|The roof line takes form on our Software Center.|
Mary Ann's Tropical Building Page
May 9, 1998
Since our April 9 report about building on a Caribbean island, we have been working on the following:
Hints: Click on any small picture below to see it larger and visit the Site Map for previous and future progress reports, house plans, bookstore and references.
|A classic book.|
Finally found a place where you can buy one of the classic books we read when dreaming about building on Anguilla: Blueprint for Paradise: How to Live on a Tropic Island"
We bought a copy in 1993 from a speciality store, but could never find it in stock anywhere. But last week we found a web site that has purchased the publisher's remaining stock and has it for sale. A fun book, which covers construction on tropic islands ranging from remote South Pacific atolls to reasonably civilized places like St. Thomas. (This is not an Amazon book--they don't have any copies in stock.)
|Emo lays tile floor.|
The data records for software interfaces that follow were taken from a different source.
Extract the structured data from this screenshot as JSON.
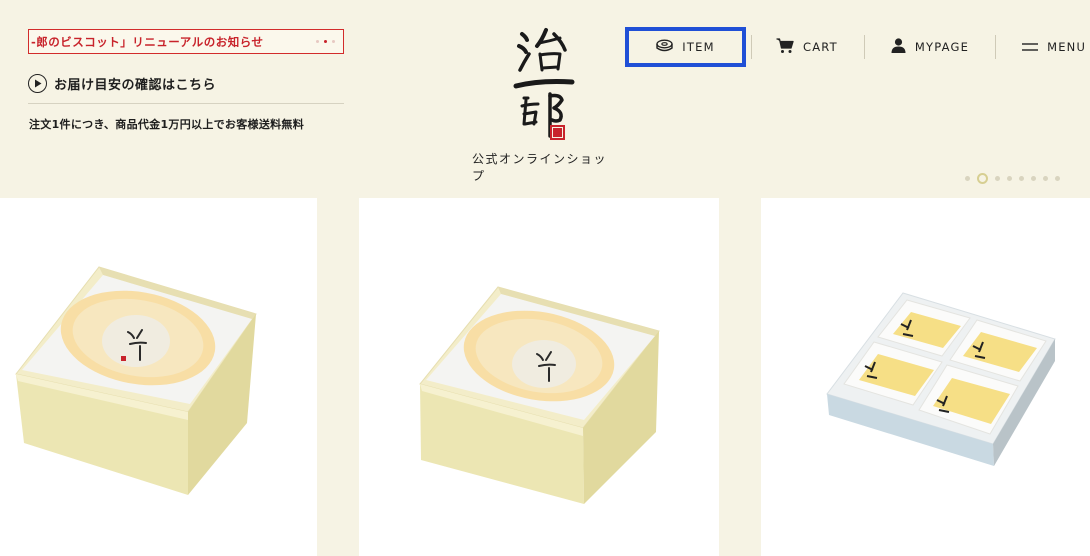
{
  "news": {
    "text": "-郎のビスコット」リニューアルのお知らせ"
  },
  "delivery": {
    "label": "お届け目安の確認はこちら"
  },
  "shipping": {
    "note": "注文1件につき、商品代金1万円以上でお客様送料無料"
  },
  "logo": {
    "subtitle": "公式オンラインショップ"
  },
  "nav": {
    "item": {
      "label": "ITEM",
      "icon": "baumkuchen-icon"
    },
    "cart": {
      "label": "CART",
      "icon": "cart-icon"
    },
    "mypage": {
      "label": "MYPAGE",
      "icon": "user-icon"
    },
    "menu": {
      "label": "MENU",
      "icon": "hamburger-icon"
    }
  },
  "carousel": {
    "total_slides": 8,
    "active_index": 1
  },
  "colors": {
    "background": "#f6f3e4",
    "accent_red": "#c8232b",
    "highlight_blue": "#1f4fd6",
    "dot_active": "#d7cf92"
  },
  "products": [
    {
      "image": "baumkuchen-gold-box-large"
    },
    {
      "image": "baumkuchen-gold-box-medium"
    },
    {
      "image": "cake-slices-4-pack-box"
    }
  ]
}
We selected Saltillo terra cotta tiles from Mexico for the guest villa. These are the ones with rounded edges, irregular colors, and dog footprints! These are also the ones that we tried to buy in St. Thomas, but ended up receiving squared edges instead (which will be used elsewhere in our project).
|Guest villa floor!|
Emo (Emerson Reid) came in to lay the tile. There is a straight border around the edges of each space and diagonally laid tiles in the center.
|Hauling select rocks.|
The rock wall expert Daniel Stevens carefully selects the stones he wants from a giant pile that accumulated while we were digging holes for palm trees. Then Harley and Albert have to haul the rocks to the desired location. Looks simple, but the first attempt broke the dolly axle. It took weeks to find a replacement axle to repair the dolly.
|Placing the rocks.|
Once the good-looking feature rocks have been assembled, they are combined with ordinary rocks into a garden retaining wall, using concrete to hold and seal them.
|Finished rock planters.|
The finished rock walls form curved planters around the building's entrance. A large palm tree will be planted in here as well as other trees to soften the buildings boxy shape.
The rock walls along the entry to the software center now have a flat cap, making them useful as benches as well.
Someone from Cuisinart Resort construction project came
by to visit our site and noticed our great rock walls.
Now Daniel Stevens is gone (temporarily we hope) to
build rock walls at this new hotel site on
|Framing upstairs walls.|
The basement and ground floor of the technology center are in a rough finished state, so work begins on the upstairs walls. These are composed of insulated 3D Insteel panels and installed by a subcontractor. We won't show all the steps in this method here, since you see the details in our previous reports on the construction of guest villa.
|Cut out doors and windows.|
The upstairs is planned as a spacious guest accommodation and as an extra conference room or place for meals to be set up. It will have a full kitchen along the west wall and another 12' by 44' porch with a fabric awning for shade. It will have louvered windows and be cooled by the breeze.
|Inspects pipes carefully.|
All the utility conduits for water, drains, power, and data must be installed in the 3D panels before the concrete is sprayed onto the walls. In the picture, you can see contractor Geoff Richardson supervising inspection of the pipes and conduits in the panels.
|Walls sprayed with concrete.|
The upstairs walls have now been sealed by spraying concrete, much in the way gunnite is sprayed on swimming pools. It is now ready for the roof rafters, which you can see in the picture at the start of this report.
|Guest villa garden.|
We wanted a lattice work screen on top of the wall surrounding the guest villa garden (read about the genesis of this garden in a previous report), but we didn't want the maintenance of painting it. So we purchased plastic lattice work that never needs painting. Then we ordered plastic Durawood 2x4s made of recycled plastic bags for the framing. And stainless steel screws and nails. Finally all the materials were on site and the lattice could be installed. But it still isn't completely finished because the supplier omitted the finish head nails from our order. .....
|Porch railing downstairs.|
While framing occured upstairs, finish work continued downstairs, including installing the porch railing, etc. The balusters were bought from Leo Smith in Island Harbour, who makes all different kinds in his yard. If you want to buy some, stop on the road as you enter Island Harbour and ask someone for Leo Smith. There is no sign.
Gardening Tip: to keep palm trees green and healthy looking, use epsom salts (one handful per palm) and iron (you can substitute Miracid, available from Albert Lake's Grocery or Building Supplies).